AVAILABLE RECORDS:
- - - -

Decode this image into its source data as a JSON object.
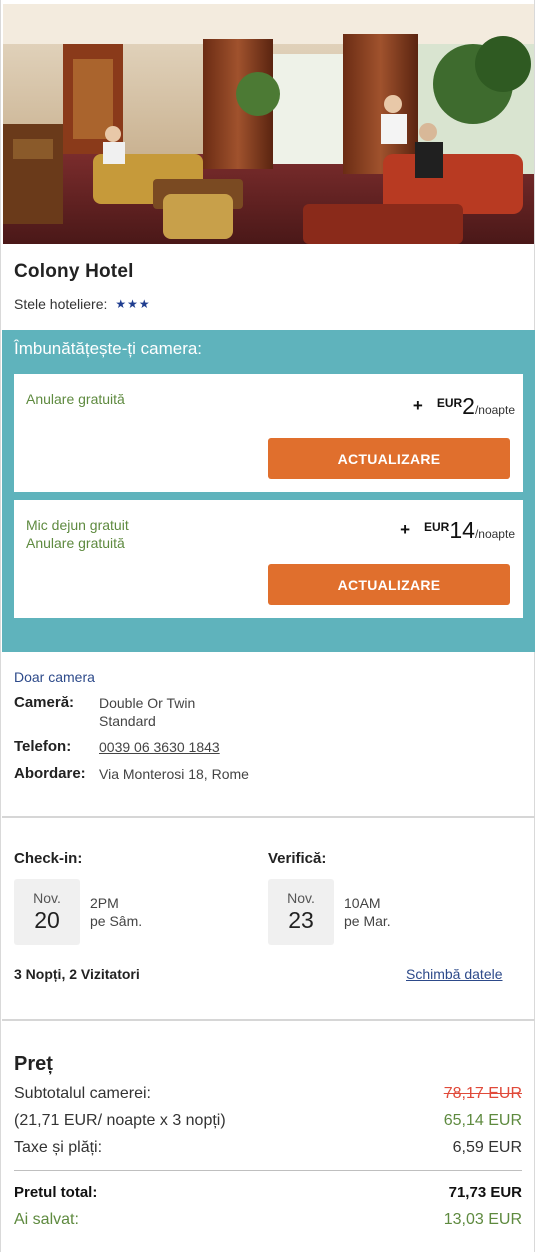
{
  "hotel": {
    "name": "Colony Hotel",
    "stars_label": "Stele hoteliere:",
    "stars": "★★★"
  },
  "upgrade": {
    "title": "Îmbunătățește-ți camera:",
    "options": [
      {
        "lines": [
          "Anulare gratuită"
        ],
        "plus": "+",
        "currency": "EUR",
        "amount": "2",
        "per": "/noapte",
        "button": "ACTUALIZARE"
      },
      {
        "lines": [
          "Mic dejun gratuit",
          "Anulare gratuită"
        ],
        "plus": "+",
        "currency": "EUR",
        "amount": "14",
        "per": "/noapte",
        "button": "ACTUALIZARE"
      }
    ]
  },
  "details": {
    "room_only": "Doar camera",
    "room_label": "Cameră:",
    "room_value_1": "Double Or Twin",
    "room_value_2": "Standard",
    "phone_label": "Telefon:",
    "phone_value": "0039 06 3630 1843",
    "address_label": "Abordare:",
    "address_value": "Via Monterosi 18, Rome"
  },
  "stay": {
    "checkin_label": "Check-in:",
    "checkin_month": "Nov.",
    "checkin_day": "20",
    "checkin_time": "2PM",
    "checkin_weekday": "pe Sâm.",
    "checkout_label": "Verifică:",
    "checkout_month": "Nov.",
    "checkout_day": "23",
    "checkout_time": "10AM",
    "checkout_weekday": "pe Mar.",
    "summary": "3 Nopți, 2 Vizitatori",
    "change_link": "Schimbă datele"
  },
  "pricing": {
    "title": "Preț",
    "subtotal_label": "Subtotalul camerei:",
    "subtotal_old": "78,17 EUR",
    "per_night_label": "(21,71 EUR/ noapte x 3 nopți)",
    "per_night_value": "65,14 EUR",
    "taxes_label": "Taxe și plăți:",
    "taxes_value": "6,59 EUR",
    "total_label": "Pretul total:",
    "total_value": "71,73 EUR",
    "saved_label": "Ai salvat:",
    "saved_value": "13,03 EUR"
  },
  "colors": {
    "teal": "#5fb3bc",
    "orange": "#e06f2d",
    "green": "#5e8a3f",
    "link_blue": "#2d4a8a",
    "strike_red": "#e04a3a"
  }
}
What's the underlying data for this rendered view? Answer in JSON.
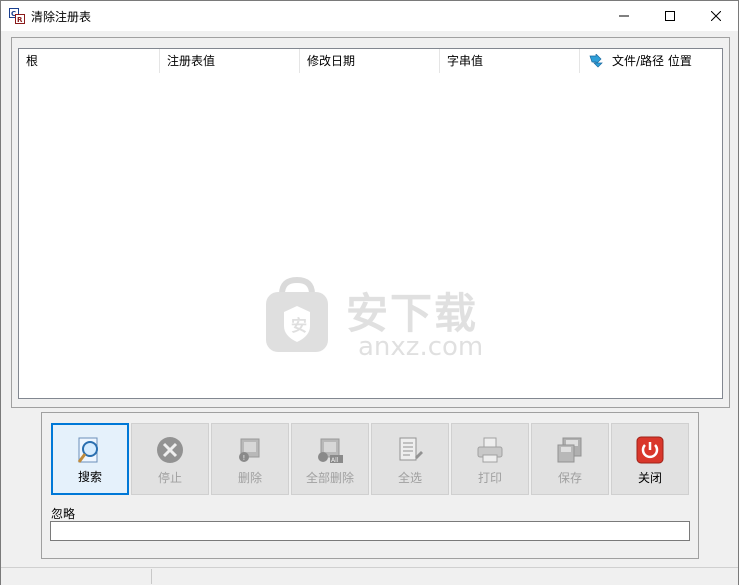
{
  "window": {
    "title": "清除注册表",
    "minimize_icon": "minimize-icon",
    "maximize_icon": "maximize-icon",
    "close_icon": "close-icon"
  },
  "list": {
    "columns": [
      "根",
      "注册表值",
      "修改日期",
      "字串值",
      "文件/路径 位置"
    ],
    "rows": []
  },
  "watermark": {
    "cn": "安下载",
    "en": "anxz.com"
  },
  "toolbar": {
    "buttons": [
      {
        "label": "搜索",
        "icon": "search-icon",
        "enabled": true
      },
      {
        "label": "停止",
        "icon": "stop-icon",
        "enabled": false
      },
      {
        "label": "删除",
        "icon": "delete-icon",
        "enabled": false
      },
      {
        "label": "全部删除",
        "icon": "delete-all-icon",
        "enabled": false
      },
      {
        "label": "全选",
        "icon": "select-all-icon",
        "enabled": false
      },
      {
        "label": "打印",
        "icon": "print-icon",
        "enabled": false
      },
      {
        "label": "保存",
        "icon": "save-icon",
        "enabled": false
      },
      {
        "label": "关闭",
        "icon": "power-icon",
        "enabled": true
      }
    ]
  },
  "ignore": {
    "label": "忽略",
    "value": ""
  },
  "colors": {
    "accent": "#0078d7",
    "close_red": "#d9372b"
  }
}
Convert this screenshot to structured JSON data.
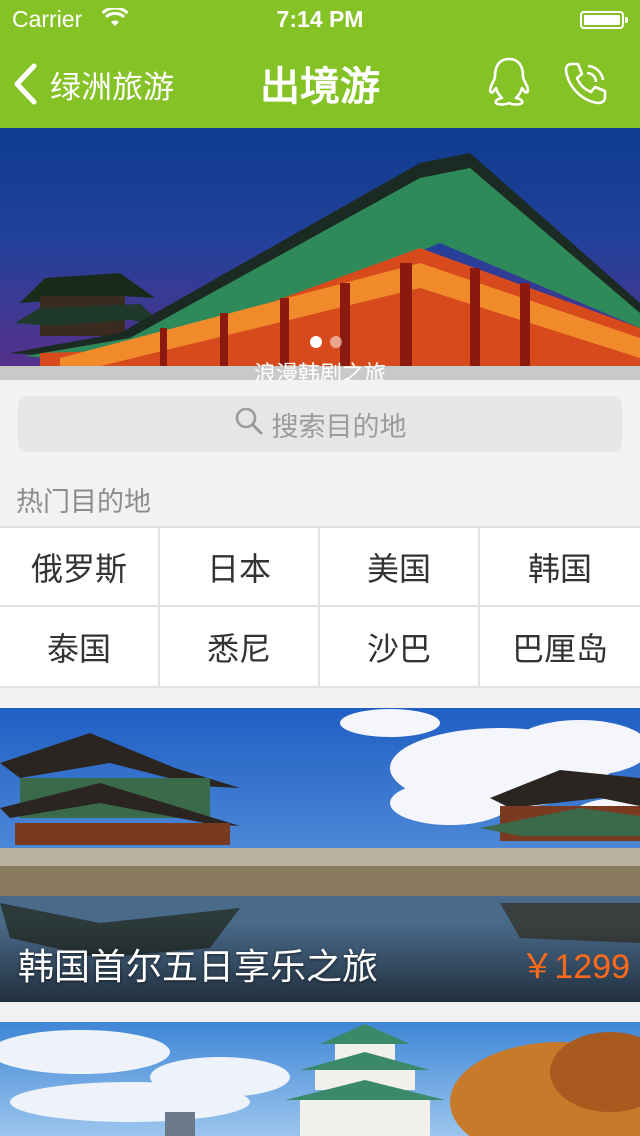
{
  "status_bar": {
    "carrier": "Carrier",
    "time": "7:14 PM"
  },
  "nav": {
    "back_label": "绿洲旅游",
    "title": "出境游",
    "qq_icon": "qq-icon",
    "phone_icon": "phone-icon"
  },
  "banner": {
    "caption": "浪漫韩剧之旅",
    "slide_count": 2,
    "active_slide": 1
  },
  "search": {
    "placeholder": "搜索目的地"
  },
  "hot": {
    "title": "热门目的地",
    "destinations": [
      "俄罗斯",
      "日本",
      "美国",
      "韩国",
      "泰国",
      "悉尼",
      "沙巴",
      "巴厘岛"
    ]
  },
  "tours": [
    {
      "title": "韩国首尔五日享乐之旅",
      "price": "￥1299"
    }
  ],
  "colors": {
    "brand": "#84c226",
    "price": "#ff6a1a"
  }
}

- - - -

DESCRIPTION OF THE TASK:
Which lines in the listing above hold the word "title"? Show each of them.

RESPONSE BOX:
    "title": "Îmbunătățește-ți camera:",
    "title": "Preț",
    "title": "清除注册表",
    "title": "出境游",
    "title": "热门目的地",
      "title": "韩国首尔五日享乐之旅",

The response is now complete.